[RECORDS TO PROCESS — start]

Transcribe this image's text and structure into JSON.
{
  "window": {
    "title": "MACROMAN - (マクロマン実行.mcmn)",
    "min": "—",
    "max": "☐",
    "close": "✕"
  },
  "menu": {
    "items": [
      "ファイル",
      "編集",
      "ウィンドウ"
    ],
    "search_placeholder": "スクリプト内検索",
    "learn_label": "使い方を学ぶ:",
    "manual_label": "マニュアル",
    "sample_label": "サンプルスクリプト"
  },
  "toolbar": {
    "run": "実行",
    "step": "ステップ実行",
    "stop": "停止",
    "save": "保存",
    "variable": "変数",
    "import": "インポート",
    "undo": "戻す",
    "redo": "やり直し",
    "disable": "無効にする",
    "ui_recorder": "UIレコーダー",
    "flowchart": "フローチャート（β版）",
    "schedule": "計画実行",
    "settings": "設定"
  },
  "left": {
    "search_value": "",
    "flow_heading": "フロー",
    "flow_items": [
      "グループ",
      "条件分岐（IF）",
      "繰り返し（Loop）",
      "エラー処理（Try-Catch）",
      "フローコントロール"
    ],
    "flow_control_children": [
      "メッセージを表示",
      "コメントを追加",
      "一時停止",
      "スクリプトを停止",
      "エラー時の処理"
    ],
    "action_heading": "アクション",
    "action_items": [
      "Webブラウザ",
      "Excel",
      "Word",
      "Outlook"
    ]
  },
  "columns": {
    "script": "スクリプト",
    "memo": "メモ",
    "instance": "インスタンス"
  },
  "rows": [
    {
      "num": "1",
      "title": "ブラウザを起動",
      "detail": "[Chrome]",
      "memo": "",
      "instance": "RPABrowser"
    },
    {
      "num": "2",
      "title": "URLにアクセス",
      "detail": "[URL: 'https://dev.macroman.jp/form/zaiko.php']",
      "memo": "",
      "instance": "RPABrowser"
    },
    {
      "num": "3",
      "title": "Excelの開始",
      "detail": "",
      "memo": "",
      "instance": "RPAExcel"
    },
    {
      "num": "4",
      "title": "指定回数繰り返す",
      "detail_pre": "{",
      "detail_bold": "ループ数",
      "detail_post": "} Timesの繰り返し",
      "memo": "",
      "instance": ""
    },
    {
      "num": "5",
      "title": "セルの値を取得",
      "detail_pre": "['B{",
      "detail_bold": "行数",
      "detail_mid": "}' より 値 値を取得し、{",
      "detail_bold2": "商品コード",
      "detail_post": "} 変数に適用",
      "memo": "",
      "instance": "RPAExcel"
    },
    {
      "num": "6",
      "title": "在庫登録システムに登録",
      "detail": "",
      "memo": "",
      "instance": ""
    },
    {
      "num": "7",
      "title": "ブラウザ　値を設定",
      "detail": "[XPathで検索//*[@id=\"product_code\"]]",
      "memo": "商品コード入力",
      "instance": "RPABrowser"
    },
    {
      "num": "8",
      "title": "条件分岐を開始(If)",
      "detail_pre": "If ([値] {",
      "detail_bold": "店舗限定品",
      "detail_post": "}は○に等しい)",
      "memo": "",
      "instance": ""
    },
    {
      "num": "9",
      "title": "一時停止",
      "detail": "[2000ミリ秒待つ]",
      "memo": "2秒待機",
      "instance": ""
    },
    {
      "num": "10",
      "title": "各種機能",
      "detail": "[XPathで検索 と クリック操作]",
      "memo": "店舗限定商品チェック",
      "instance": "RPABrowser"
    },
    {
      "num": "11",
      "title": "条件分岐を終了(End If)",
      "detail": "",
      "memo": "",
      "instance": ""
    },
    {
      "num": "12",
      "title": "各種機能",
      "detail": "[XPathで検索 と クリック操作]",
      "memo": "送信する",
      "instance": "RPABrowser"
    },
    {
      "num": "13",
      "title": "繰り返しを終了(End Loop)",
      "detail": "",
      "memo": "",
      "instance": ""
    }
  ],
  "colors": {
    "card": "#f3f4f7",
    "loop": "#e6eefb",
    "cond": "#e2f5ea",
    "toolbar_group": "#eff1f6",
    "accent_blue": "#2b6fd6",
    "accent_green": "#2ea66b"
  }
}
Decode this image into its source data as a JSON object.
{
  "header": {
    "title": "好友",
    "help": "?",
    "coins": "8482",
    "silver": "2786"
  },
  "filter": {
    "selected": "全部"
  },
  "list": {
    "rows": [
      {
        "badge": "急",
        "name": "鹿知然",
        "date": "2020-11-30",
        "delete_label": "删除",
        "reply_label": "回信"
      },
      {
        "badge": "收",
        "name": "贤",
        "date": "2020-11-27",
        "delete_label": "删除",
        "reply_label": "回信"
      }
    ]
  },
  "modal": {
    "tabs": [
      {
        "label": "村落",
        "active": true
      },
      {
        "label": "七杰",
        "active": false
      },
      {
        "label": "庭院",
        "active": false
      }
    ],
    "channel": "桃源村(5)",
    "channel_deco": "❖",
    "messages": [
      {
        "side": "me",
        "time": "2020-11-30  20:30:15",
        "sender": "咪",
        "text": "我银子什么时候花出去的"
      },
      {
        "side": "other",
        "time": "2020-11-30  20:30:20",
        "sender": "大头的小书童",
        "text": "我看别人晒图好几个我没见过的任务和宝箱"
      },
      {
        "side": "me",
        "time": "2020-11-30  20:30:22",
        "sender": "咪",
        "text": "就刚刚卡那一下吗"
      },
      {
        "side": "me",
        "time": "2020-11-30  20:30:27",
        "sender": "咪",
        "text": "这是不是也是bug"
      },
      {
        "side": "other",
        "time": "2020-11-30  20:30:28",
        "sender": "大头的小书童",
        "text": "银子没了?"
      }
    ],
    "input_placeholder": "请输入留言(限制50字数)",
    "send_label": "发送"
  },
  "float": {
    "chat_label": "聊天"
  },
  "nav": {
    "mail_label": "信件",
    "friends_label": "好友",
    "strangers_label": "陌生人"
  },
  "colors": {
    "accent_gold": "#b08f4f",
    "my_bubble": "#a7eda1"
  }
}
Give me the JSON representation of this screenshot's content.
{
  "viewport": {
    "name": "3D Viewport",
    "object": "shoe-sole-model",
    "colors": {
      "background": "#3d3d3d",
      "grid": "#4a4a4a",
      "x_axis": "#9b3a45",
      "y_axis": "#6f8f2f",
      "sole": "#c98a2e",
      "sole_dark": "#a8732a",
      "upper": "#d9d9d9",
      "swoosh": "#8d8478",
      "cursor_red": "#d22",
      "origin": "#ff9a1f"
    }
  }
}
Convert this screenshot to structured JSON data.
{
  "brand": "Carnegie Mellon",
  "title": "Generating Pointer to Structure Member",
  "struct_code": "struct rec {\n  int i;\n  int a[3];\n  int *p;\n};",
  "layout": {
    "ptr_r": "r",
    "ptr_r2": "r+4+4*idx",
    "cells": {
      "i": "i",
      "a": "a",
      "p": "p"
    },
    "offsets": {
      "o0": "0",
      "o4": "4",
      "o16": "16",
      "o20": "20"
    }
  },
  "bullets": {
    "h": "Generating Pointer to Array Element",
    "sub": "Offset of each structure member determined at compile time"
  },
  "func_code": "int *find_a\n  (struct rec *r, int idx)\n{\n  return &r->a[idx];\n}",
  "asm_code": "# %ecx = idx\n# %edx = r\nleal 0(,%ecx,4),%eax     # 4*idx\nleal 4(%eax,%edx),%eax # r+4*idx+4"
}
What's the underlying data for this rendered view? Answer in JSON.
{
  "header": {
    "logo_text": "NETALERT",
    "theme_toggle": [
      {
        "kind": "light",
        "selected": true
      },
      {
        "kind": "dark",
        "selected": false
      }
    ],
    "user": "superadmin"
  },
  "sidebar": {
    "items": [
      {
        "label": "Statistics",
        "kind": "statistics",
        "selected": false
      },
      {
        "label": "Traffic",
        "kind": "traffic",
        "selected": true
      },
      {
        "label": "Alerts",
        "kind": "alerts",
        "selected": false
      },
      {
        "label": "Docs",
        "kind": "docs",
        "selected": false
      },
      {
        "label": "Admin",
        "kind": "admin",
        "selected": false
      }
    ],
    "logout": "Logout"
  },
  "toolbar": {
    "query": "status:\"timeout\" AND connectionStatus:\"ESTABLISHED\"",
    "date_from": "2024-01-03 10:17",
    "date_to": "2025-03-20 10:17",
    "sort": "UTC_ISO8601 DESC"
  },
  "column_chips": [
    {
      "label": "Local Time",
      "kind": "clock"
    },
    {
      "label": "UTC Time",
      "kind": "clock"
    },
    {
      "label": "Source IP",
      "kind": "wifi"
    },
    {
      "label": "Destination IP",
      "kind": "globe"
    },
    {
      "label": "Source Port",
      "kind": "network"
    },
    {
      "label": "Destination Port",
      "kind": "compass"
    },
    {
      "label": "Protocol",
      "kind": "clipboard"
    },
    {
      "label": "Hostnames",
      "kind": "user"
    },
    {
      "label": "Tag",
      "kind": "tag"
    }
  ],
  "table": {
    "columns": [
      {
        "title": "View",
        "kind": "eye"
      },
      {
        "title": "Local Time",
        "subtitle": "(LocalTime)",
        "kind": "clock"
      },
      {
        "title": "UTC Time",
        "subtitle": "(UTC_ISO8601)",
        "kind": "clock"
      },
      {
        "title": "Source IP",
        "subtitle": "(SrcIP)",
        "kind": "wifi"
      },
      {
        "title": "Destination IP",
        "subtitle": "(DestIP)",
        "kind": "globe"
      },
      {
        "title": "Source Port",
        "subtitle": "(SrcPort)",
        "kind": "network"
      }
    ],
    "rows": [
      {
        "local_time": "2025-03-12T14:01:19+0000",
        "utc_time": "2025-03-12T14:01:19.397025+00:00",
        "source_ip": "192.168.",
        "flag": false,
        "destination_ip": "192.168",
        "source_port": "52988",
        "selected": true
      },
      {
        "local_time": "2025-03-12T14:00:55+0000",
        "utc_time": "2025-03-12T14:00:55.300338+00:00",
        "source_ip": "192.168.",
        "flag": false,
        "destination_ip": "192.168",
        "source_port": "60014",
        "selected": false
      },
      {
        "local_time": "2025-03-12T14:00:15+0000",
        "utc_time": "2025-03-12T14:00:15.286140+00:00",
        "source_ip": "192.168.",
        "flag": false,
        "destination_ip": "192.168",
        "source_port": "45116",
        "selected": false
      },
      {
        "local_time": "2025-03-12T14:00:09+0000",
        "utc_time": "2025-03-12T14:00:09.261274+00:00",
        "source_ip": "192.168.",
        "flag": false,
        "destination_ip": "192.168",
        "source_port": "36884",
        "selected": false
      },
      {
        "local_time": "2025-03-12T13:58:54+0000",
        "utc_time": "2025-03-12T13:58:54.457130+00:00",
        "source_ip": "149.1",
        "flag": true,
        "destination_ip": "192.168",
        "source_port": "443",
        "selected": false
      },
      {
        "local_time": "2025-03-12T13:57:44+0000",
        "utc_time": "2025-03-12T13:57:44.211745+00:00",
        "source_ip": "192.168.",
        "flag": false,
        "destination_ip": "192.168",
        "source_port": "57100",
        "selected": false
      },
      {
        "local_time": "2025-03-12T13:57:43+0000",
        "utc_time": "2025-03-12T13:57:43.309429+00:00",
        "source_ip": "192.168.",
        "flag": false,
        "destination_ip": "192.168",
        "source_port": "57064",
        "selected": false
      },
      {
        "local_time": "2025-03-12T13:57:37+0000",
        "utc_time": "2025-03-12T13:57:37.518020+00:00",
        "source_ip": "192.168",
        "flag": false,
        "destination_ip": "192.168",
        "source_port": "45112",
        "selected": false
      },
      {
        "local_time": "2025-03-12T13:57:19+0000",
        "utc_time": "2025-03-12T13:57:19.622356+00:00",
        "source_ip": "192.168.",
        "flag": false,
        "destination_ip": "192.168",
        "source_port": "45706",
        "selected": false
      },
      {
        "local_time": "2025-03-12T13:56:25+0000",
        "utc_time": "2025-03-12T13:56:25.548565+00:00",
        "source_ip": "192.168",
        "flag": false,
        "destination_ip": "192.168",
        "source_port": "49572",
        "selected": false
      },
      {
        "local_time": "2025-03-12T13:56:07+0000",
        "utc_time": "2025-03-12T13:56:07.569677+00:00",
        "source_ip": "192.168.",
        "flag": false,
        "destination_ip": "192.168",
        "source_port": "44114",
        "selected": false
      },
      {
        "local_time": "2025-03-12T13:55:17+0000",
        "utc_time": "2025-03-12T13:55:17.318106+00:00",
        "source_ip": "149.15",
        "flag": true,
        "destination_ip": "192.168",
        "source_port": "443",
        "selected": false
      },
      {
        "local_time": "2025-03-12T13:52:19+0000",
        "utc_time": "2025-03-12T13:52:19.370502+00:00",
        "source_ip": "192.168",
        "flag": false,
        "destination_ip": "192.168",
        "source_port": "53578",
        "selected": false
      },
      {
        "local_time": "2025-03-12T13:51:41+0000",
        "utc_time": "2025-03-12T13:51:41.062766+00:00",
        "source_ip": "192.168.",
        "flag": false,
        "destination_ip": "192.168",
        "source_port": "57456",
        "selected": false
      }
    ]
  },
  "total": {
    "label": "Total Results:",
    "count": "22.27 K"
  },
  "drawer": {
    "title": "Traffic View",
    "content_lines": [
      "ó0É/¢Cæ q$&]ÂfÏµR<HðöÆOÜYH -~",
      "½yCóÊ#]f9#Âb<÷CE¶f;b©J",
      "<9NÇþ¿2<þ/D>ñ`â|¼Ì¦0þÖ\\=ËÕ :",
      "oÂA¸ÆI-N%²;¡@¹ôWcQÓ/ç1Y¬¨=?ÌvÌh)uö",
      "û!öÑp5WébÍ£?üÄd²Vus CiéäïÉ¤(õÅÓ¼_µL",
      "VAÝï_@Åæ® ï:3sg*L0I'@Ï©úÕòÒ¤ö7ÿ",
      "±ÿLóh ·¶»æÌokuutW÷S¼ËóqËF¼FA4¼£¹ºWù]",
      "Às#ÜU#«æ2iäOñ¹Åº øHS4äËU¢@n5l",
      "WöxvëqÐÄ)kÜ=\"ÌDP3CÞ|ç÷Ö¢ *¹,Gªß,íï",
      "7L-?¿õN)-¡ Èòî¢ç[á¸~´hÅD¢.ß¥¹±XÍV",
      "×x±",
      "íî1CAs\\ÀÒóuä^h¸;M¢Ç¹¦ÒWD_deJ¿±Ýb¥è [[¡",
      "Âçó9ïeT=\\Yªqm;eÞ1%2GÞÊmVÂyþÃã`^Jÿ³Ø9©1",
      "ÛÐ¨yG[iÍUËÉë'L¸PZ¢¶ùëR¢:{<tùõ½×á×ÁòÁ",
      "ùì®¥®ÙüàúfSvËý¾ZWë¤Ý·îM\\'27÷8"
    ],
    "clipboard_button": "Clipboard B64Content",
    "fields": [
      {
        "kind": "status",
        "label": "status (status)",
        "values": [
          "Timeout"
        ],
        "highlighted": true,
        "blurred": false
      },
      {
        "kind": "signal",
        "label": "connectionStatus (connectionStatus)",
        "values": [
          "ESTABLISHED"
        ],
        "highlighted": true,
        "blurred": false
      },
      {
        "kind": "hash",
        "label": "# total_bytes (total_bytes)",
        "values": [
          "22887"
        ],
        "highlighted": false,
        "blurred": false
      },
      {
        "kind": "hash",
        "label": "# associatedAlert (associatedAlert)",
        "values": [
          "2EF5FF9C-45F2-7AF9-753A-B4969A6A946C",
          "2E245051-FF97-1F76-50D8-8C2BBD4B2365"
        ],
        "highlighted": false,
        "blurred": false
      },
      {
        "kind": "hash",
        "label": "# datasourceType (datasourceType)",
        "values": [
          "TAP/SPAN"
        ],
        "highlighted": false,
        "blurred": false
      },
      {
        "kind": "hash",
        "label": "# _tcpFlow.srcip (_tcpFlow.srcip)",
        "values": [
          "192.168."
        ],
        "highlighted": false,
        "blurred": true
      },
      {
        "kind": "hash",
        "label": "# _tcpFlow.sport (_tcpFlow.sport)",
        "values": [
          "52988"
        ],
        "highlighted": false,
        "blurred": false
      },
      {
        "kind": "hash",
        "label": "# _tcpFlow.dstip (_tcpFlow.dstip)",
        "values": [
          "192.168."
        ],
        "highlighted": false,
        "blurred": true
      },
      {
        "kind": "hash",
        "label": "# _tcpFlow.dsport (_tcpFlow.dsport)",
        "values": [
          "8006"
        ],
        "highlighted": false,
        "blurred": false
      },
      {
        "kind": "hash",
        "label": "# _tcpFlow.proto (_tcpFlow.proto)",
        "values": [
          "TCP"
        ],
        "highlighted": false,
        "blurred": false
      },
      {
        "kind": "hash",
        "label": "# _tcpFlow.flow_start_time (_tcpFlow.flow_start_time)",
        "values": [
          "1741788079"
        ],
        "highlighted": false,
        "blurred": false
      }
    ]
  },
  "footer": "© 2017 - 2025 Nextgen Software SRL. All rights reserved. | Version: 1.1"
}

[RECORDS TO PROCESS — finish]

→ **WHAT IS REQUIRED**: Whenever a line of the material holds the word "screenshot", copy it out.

→ **OUTPUT FOR THIS TASK**:
Give me the JSON representation of this screenshot's content.
Convert this screenshot to structured JSON data.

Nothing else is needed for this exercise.